Restate the records below exactly. Pictures are not part of the copy.

***

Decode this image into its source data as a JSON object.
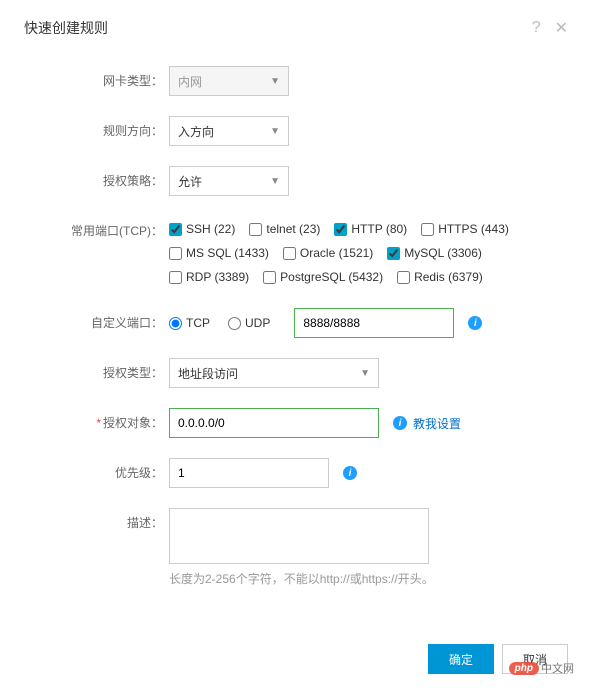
{
  "header": {
    "title": "快速创建规则",
    "help_icon": "?",
    "close_icon": "✕"
  },
  "fields": {
    "nic_type": {
      "label": "网卡类型：",
      "value": "内网"
    },
    "direction": {
      "label": "规则方向：",
      "value": "入方向"
    },
    "auth_policy": {
      "label": "授权策略：",
      "value": "允许"
    },
    "common_ports": {
      "label": "常用端口(TCP)：",
      "items": [
        {
          "label": "SSH (22)",
          "checked": true
        },
        {
          "label": "telnet (23)",
          "checked": false
        },
        {
          "label": "HTTP (80)",
          "checked": true
        },
        {
          "label": "HTTPS (443)",
          "checked": false
        },
        {
          "label": "MS SQL (1433)",
          "checked": false
        },
        {
          "label": "Oracle (1521)",
          "checked": false
        },
        {
          "label": "MySQL (3306)",
          "checked": true
        },
        {
          "label": "RDP (3389)",
          "checked": false
        },
        {
          "label": "PostgreSQL (5432)",
          "checked": false
        },
        {
          "label": "Redis (6379)",
          "checked": false
        }
      ]
    },
    "custom_port": {
      "label": "自定义端口：",
      "protocols": {
        "tcp": "TCP",
        "udp": "UDP",
        "selected": "tcp"
      },
      "value": "8888/8888"
    },
    "auth_type": {
      "label": "授权类型：",
      "value": "地址段访问"
    },
    "auth_object": {
      "label": "授权对象：",
      "value": "0.0.0.0/0",
      "help_link": "教我设置"
    },
    "priority": {
      "label": "优先级：",
      "value": "1"
    },
    "description": {
      "label": "描述：",
      "value": "",
      "hint": "长度为2-256个字符，不能以http://或https://开头。"
    }
  },
  "footer": {
    "ok": "确定",
    "cancel": "取消"
  },
  "watermark": {
    "badge": "php",
    "text": "中文网"
  }
}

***

Expected output.
Decode this image into its source data as a JSON object.
{
  "header": {
    "title": "快速创建规则",
    "help_icon": "?",
    "close_icon": "✕"
  },
  "fields": {
    "nic_type": {
      "label": "网卡类型：",
      "value": "内网"
    },
    "direction": {
      "label": "规则方向：",
      "value": "入方向"
    },
    "auth_policy": {
      "label": "授权策略：",
      "value": "允许"
    },
    "common_ports": {
      "label": "常用端口(TCP)：",
      "items": [
        {
          "label": "SSH (22)",
          "checked": true
        },
        {
          "label": "telnet (23)",
          "checked": false
        },
        {
          "label": "HTTP (80)",
          "checked": true
        },
        {
          "label": "HTTPS (443)",
          "checked": false
        },
        {
          "label": "MS SQL (1433)",
          "checked": false
        },
        {
          "label": "Oracle (1521)",
          "checked": false
        },
        {
          "label": "MySQL (3306)",
          "checked": true
        },
        {
          "label": "RDP (3389)",
          "checked": false
        },
        {
          "label": "PostgreSQL (5432)",
          "checked": false
        },
        {
          "label": "Redis (6379)",
          "checked": false
        }
      ]
    },
    "custom_port": {
      "label": "自定义端口：",
      "protocols": {
        "tcp": "TCP",
        "udp": "UDP",
        "selected": "tcp"
      },
      "value": "8888/8888"
    },
    "auth_type": {
      "label": "授权类型：",
      "value": "地址段访问"
    },
    "auth_object": {
      "label": "授权对象：",
      "value": "0.0.0.0/0",
      "help_link": "教我设置"
    },
    "priority": {
      "label": "优先级：",
      "value": "1"
    },
    "description": {
      "label": "描述：",
      "value": "",
      "hint": "长度为2-256个字符，不能以http://或https://开头。"
    }
  },
  "footer": {
    "ok": "确定",
    "cancel": "取消"
  },
  "watermark": {
    "badge": "php",
    "text": "中文网"
  }
}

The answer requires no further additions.